*What to work on:* Where the records below have a line with "this", that line is to be copied.

*Input data:*
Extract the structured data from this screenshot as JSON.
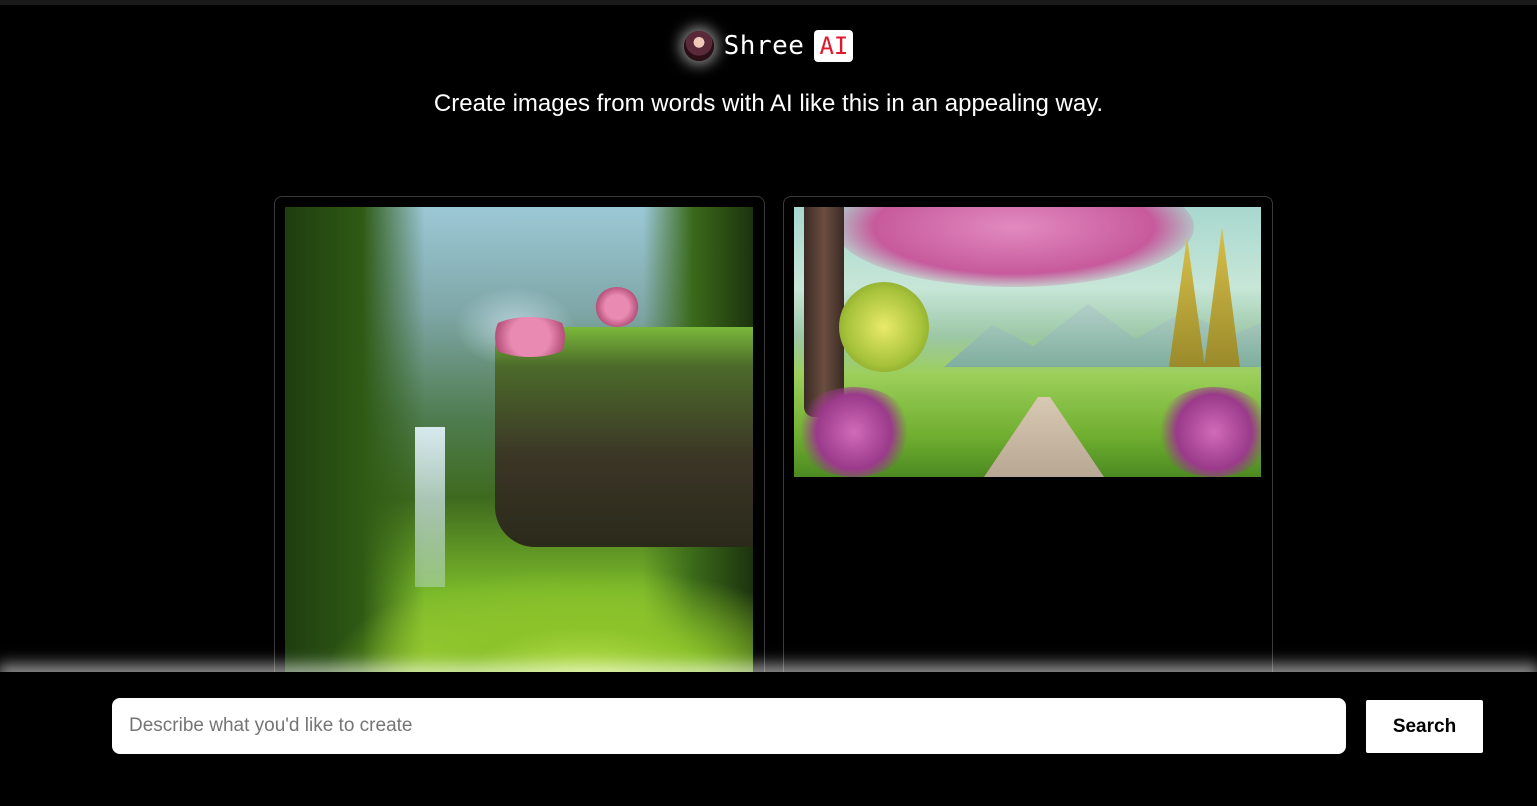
{
  "header": {
    "brand_name": "Shree",
    "brand_badge": "AI",
    "avatar_icon": "avatar-icon",
    "tagline": "Create images from words with AI like this in an appealing way."
  },
  "gallery": {
    "images": [
      {
        "icon": "fantasy-forest-waterfall-image"
      },
      {
        "icon": "blossom-meadow-path-image"
      }
    ]
  },
  "search": {
    "placeholder": "Describe what you'd like to create",
    "value": "",
    "button_label": "Search"
  },
  "colors": {
    "background": "#000000",
    "badge_text": "#e0182d",
    "button_bg": "#ffffff"
  }
}
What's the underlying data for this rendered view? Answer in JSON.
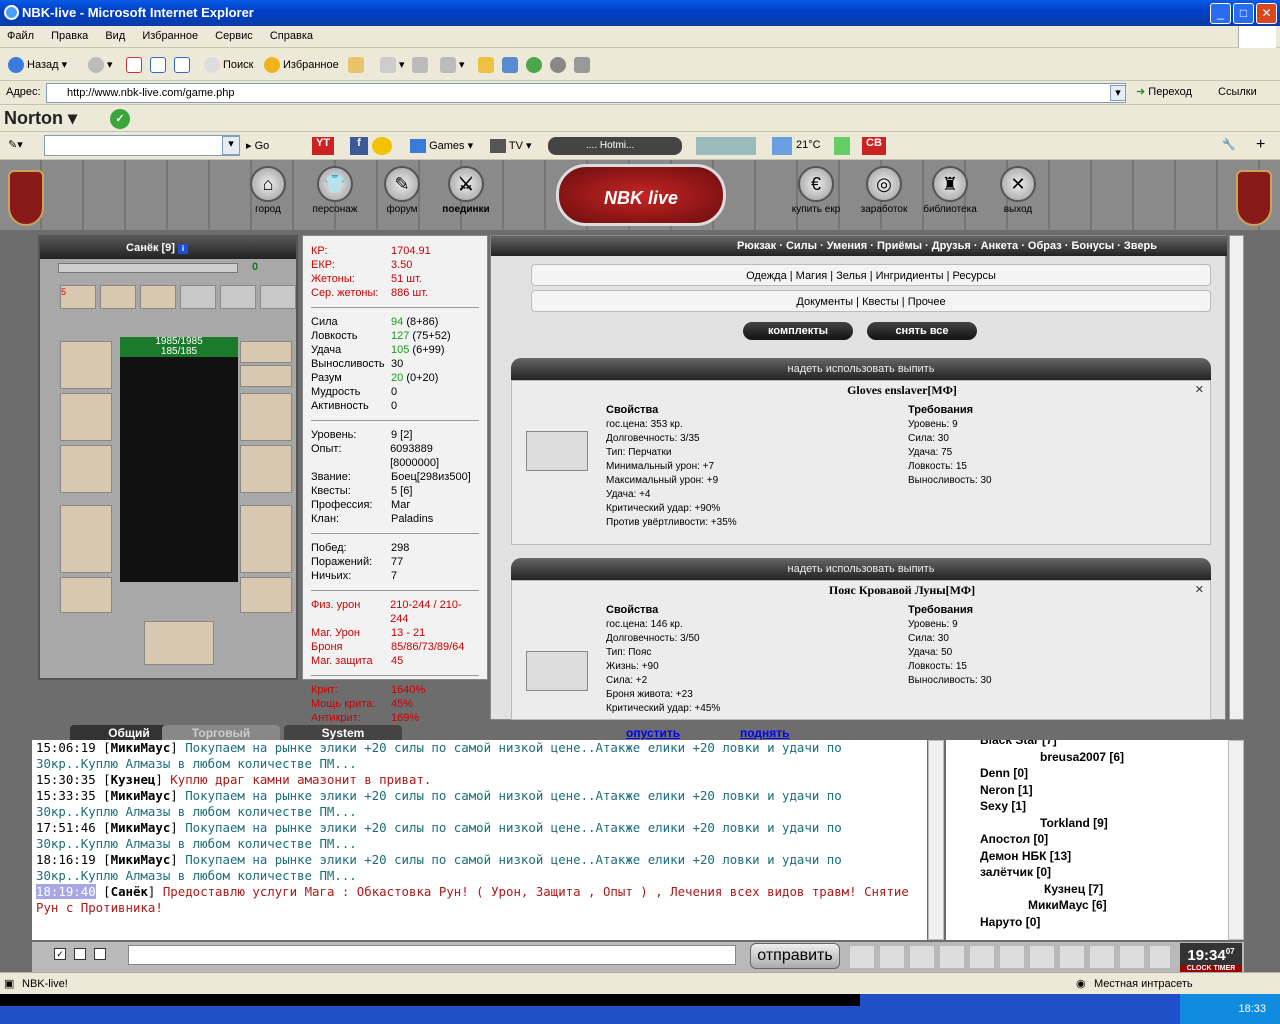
{
  "window": {
    "title": "NBK-live - Microsoft Internet Explorer",
    "min": "_",
    "max": "□",
    "close": "✕"
  },
  "menu": [
    "Файл",
    "Правка",
    "Вид",
    "Избранное",
    "Сервис",
    "Справка"
  ],
  "toolbar": {
    "back": "Назад",
    "search": "Поиск",
    "favorites": "Избранное"
  },
  "address": {
    "label": "Адрес:",
    "url": "http://www.nbk-live.com/game.php",
    "go": "Переход",
    "links": "Ссылки"
  },
  "norton": {
    "label": "Norton"
  },
  "searchbar": {
    "go": "Go",
    "games": "Games",
    "tv": "TV",
    "hotmail": ".... Hotmi...",
    "weather": "21°C",
    "cb": "CB"
  },
  "game": {
    "nav_left": [
      "город",
      "персонаж",
      "форум",
      "поединки"
    ],
    "nav_right": [
      "купить екр",
      "заработок",
      "библиотека",
      "выход"
    ],
    "logo": "NBK live",
    "char": {
      "name": "Санёк [9]",
      "hp": "1985/1985",
      "mp": "185/185",
      "exp_bar": "0",
      "badge": "5",
      "badge2": "900"
    },
    "money": [
      {
        "k": "КР:",
        "v": "1704.91"
      },
      {
        "k": "ЕКР:",
        "v": "3.50"
      },
      {
        "k": "Жетоны:",
        "v": "51 шт."
      },
      {
        "k": "Сер. жетоны:",
        "v": "886 шт."
      }
    ],
    "attrs": [
      {
        "k": "Сила",
        "v": "94",
        "extra": "(8+86)"
      },
      {
        "k": "Ловкость",
        "v": "127",
        "extra": "(75+52)"
      },
      {
        "k": "Удача",
        "v": "105",
        "extra": "(6+99)"
      },
      {
        "k": "Выносливость",
        "v": "30",
        "extra": ""
      },
      {
        "k": "Разум",
        "v": "20",
        "extra": "(0+20)"
      },
      {
        "k": "Мудрость",
        "v": "0",
        "extra": ""
      },
      {
        "k": "Активность",
        "v": "0",
        "extra": ""
      }
    ],
    "info": [
      {
        "k": "Уровень:",
        "v": "9 [2]"
      },
      {
        "k": "Опыт:",
        "v": "6093889 [8000000]"
      },
      {
        "k": "Звание:",
        "v": "Боец[298из500]"
      },
      {
        "k": "Квесты:",
        "v": "5 [6]"
      },
      {
        "k": "Профессия:",
        "v": "Маг"
      },
      {
        "k": "Клан:",
        "v": "Paladins"
      }
    ],
    "record": [
      {
        "k": "Побед:",
        "v": "298"
      },
      {
        "k": "Поражений:",
        "v": "77"
      },
      {
        "k": "Ничьих:",
        "v": "7"
      }
    ],
    "combat": [
      {
        "k": "Физ. урон",
        "v": "210-244 / 210-244"
      },
      {
        "k": "Маг. Урон",
        "v": "13 - 21"
      },
      {
        "k": "Броня",
        "v": "85/86/73/89/64"
      },
      {
        "k": "Маг. защита",
        "v": "45"
      }
    ],
    "crit": [
      {
        "k": "Крит:",
        "v": "1640%"
      },
      {
        "k": "Мощь крита:",
        "v": "45%"
      },
      {
        "k": "Антикрит:",
        "v": "169%"
      }
    ],
    "inv_tabs": "Рюкзак · Силы · Умения · Приёмы · Друзья · Анкета · Образ · Бонусы · Зверь",
    "inv_sub1": "Одежда | Магия | Зелья | Ингридиенты | Ресурсы",
    "inv_sub2": "Документы | Квесты | Прочее",
    "btn_sets": "комплекты",
    "btn_remove": "снять все",
    "actions": "надеть   использовать   выпить",
    "items": [
      {
        "name": "Gloves enslaver[МФ]",
        "props_title": "Свойства",
        "props": [
          "гос.цена: 353 кр.",
          "Долговечность: 3/35",
          "Тип: Перчатки",
          "Минимальный урон: +7",
          "Максимальный урон: +9",
          "Удача: +4",
          "Критический удар: +90%",
          "Против увёртливости: +35%"
        ],
        "req_title": "Требования",
        "reqs": [
          "Уровень: 9",
          "Сила: 30",
          "Удача: 75",
          "Ловкость: 15",
          "Выносливость: 30"
        ]
      },
      {
        "name": "Пояс Кровавой Луны[МФ]",
        "props_title": "Свойства",
        "props": [
          "гос.цена: 146 кр.",
          "Долговечность: 3/50",
          "Тип: Пояс",
          "Жизнь: +90",
          "Сила: +2",
          "Броня живота: +23",
          "Критический удар: +45%"
        ],
        "req_title": "Требования",
        "reqs": [
          "Уровень: 9",
          "Сила: 30",
          "Удача: 50",
          "Ловкость: 15",
          "Выносливость: 30"
        ]
      }
    ],
    "drop_btn": "опустить",
    "lift_btn": "поднять"
  },
  "chat": {
    "tabs": [
      "Общий",
      "Торговый",
      "System"
    ],
    "lines": [
      {
        "t": "15:06:19",
        "n": "МикиМаус",
        "m": "Покупаем на рынке элики +20 силы по самой низкой цене..Атакже елики +20 ловки и удачи по 30кр..Куплю Алмазы в любом количестве ПМ..."
      },
      {
        "t": "15:30:35",
        "n": "Кузнец",
        "m": "Куплю драг камни амазонит в приват."
      },
      {
        "t": "15:33:35",
        "n": "МикиМаус",
        "m": "Покупаем на рынке элики +20 силы по самой низкой цене..Атакже елики +20 ловки и удачи по 30кр..Куплю Алмазы в любом количестве ПМ..."
      },
      {
        "t": "17:51:46",
        "n": "МикиМаус",
        "m": "Покупаем на рынке элики +20 силы по самой низкой цене..Атакже елики +20 ловки и удачи по 30кр..Куплю Алмазы в любом количестве ПМ..."
      },
      {
        "t": "18:16:19",
        "n": "МикиМаус",
        "m": "Покупаем на рынке элики +20 силы по самой низкой цене..Атакже елики +20 ловки и удачи по 30кр..Куплю Алмазы в любом количестве ПМ..."
      },
      {
        "t": "18:19:40",
        "n": "Санёк",
        "m": "Предоставлю услуги Мага : Обкастовка Рун! ( Урон, Защита , Опыт ) , Лечения всех видов травм! Снятие Рун с Противника!"
      }
    ],
    "users": [
      "Black Star [7]",
      "breusa2007 [6]",
      "Denn [0]",
      "Neron [1]",
      "Sexy [1]",
      "Torkland [9]",
      "Апостол [0]",
      "Демон НБК [13]",
      "залётчик [0]",
      "Кузнец [7]",
      "МикиМаус [6]",
      "Наруто [0]"
    ],
    "send": "отправить",
    "clock": "19:34",
    "clock_sub": "07",
    "clock_label": "CLOCK TIMER"
  },
  "status": {
    "left": "NBK-live!",
    "zone": "Местная интрасеть",
    "time": "18:33"
  }
}
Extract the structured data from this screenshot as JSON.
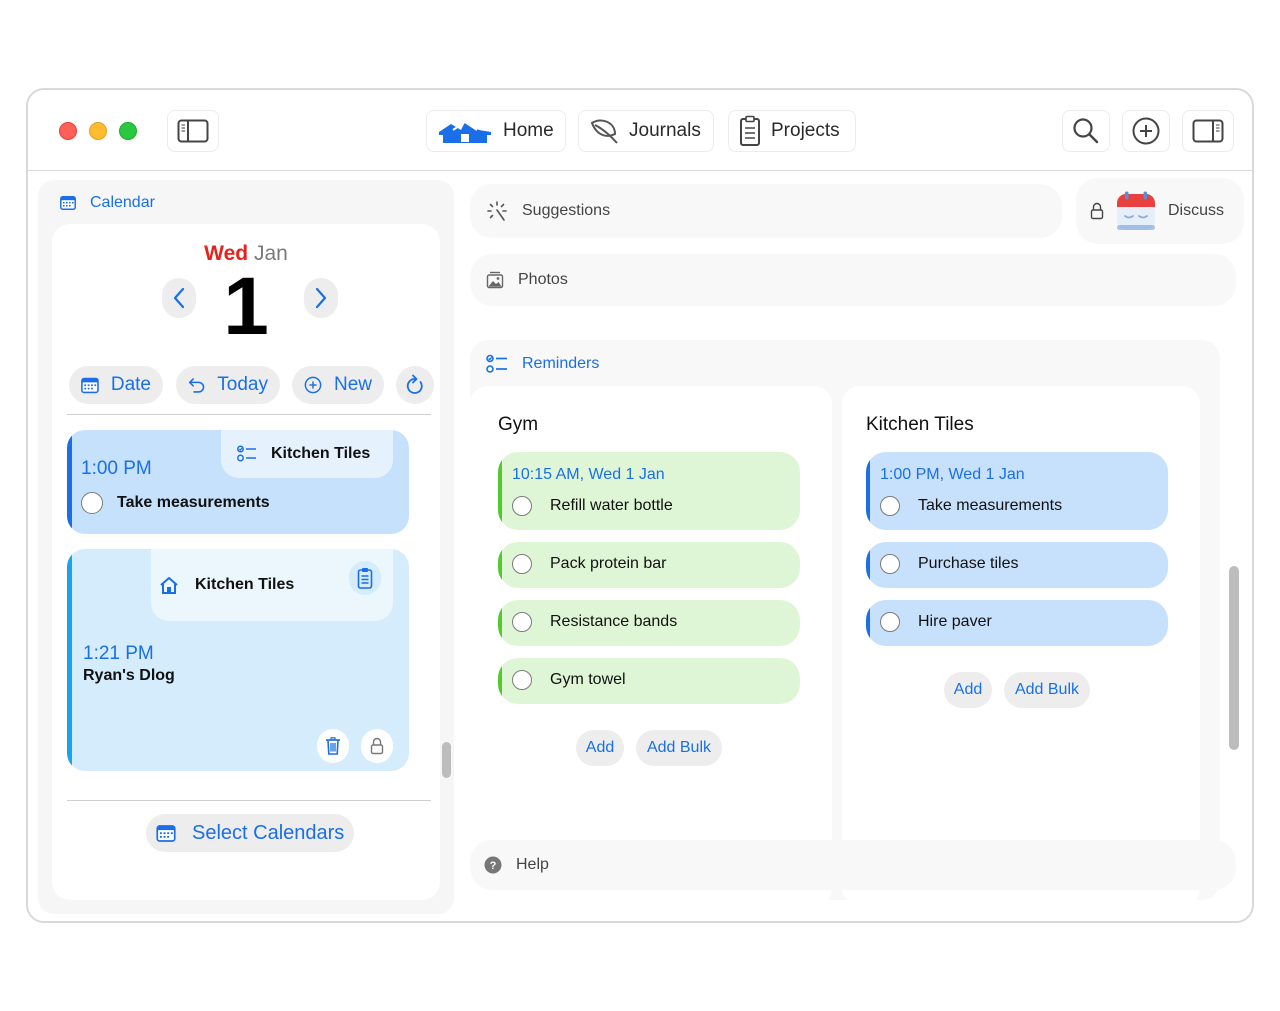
{
  "window": {
    "toolbar": {
      "sidebar_toggle_icon": "sidebar-left-icon",
      "nav": [
        {
          "label": "Home",
          "icon": "houses-icon"
        },
        {
          "label": "Journals",
          "icon": "leaf-icon"
        },
        {
          "label": "Projects",
          "icon": "clipboard-icon"
        }
      ],
      "right_icons": [
        "search-icon",
        "add-circle-icon",
        "sidebar-right-icon"
      ]
    }
  },
  "calendar": {
    "header": "Calendar",
    "weekday": "Wed",
    "month": "Jan",
    "day": "1",
    "buttons": {
      "date": "Date",
      "today": "Today",
      "new": "New"
    },
    "events": [
      {
        "project": "Kitchen Tiles",
        "time": "1:00 PM",
        "title": "Take measurements",
        "type": "reminder"
      },
      {
        "project": "Kitchen Tiles",
        "time": "1:21 PM",
        "title": "Ryan's Dlog",
        "type": "journal"
      }
    ],
    "select_calendars": "Select Calendars"
  },
  "panels": {
    "suggestions": "Suggestions",
    "discuss": "Discuss",
    "photos": "Photos",
    "help": "Help"
  },
  "reminders": {
    "header": "Reminders",
    "lists": [
      {
        "title": "Gym",
        "color": "#4fcb2c",
        "items": [
          {
            "due": "10:15 AM, Wed 1 Jan",
            "title": "Refill water bottle",
            "done": false
          },
          {
            "title": "Pack protein bar",
            "done": false
          },
          {
            "title": "Resistance bands",
            "done": false
          },
          {
            "title": "Gym towel",
            "done": false
          }
        ],
        "add_label": "Add",
        "add_bulk_label": "Add Bulk"
      },
      {
        "title": "Kitchen Tiles",
        "color": "#1a6fe8",
        "items": [
          {
            "due": "1:00 PM, Wed 1 Jan",
            "title": "Take measurements",
            "done": false
          },
          {
            "title": "Purchase tiles",
            "done": false
          },
          {
            "title": "Hire paver",
            "done": false
          }
        ],
        "add_label": "Add",
        "add_bulk_label": "Add Bulk"
      }
    ]
  },
  "colors": {
    "accent": "#1a6fe8",
    "weekday_red": "#e8211b",
    "green_list": "#4fcb2c"
  }
}
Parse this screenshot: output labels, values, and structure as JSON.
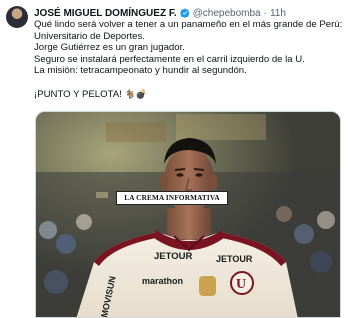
{
  "tweet": {
    "author_name": "JOSÉ MIGUEL DOMÍNGUEZ F.",
    "handle": "@chepebomba",
    "separator": "·",
    "time": "11h",
    "lines": [
      "Qué lindo será volver a tener a un panameño en el más grande de Perú:",
      "Universitario de Deportes.",
      "Jorge Gutiérrez es un gran jugador.",
      "Seguro se instalará perfectamente en el carril izquierdo de la U.",
      "La misión: tetracampeonato y hundir al segundón."
    ],
    "closing": "¡PUNTO Y PELOTA!",
    "closing_emoji": "🐐💣"
  },
  "media": {
    "watermark": "LA CREMA INFORMATIVA",
    "jersey": {
      "sponsor_top": "JETOUR",
      "sponsor_chest": "marathon",
      "sleeve_left": "MOVISUN",
      "sleeve_right": "JETOUR",
      "crest_letter": "U"
    }
  },
  "colors": {
    "verified": "#1d9bf0",
    "handle": "#536471",
    "jersey": "#f3ecdf",
    "trim": "#7a1422"
  }
}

*Result of the task:*
Extract the structured data from this screenshot as JSON.
    "tagline": "Create images from words with AI like this in an appealing way."
What's the underlying data for this rendered view? Answer in JSON.
Extract the structured data from this screenshot as JSON.
Parse this screenshot: output labels, values, and structure as JSON.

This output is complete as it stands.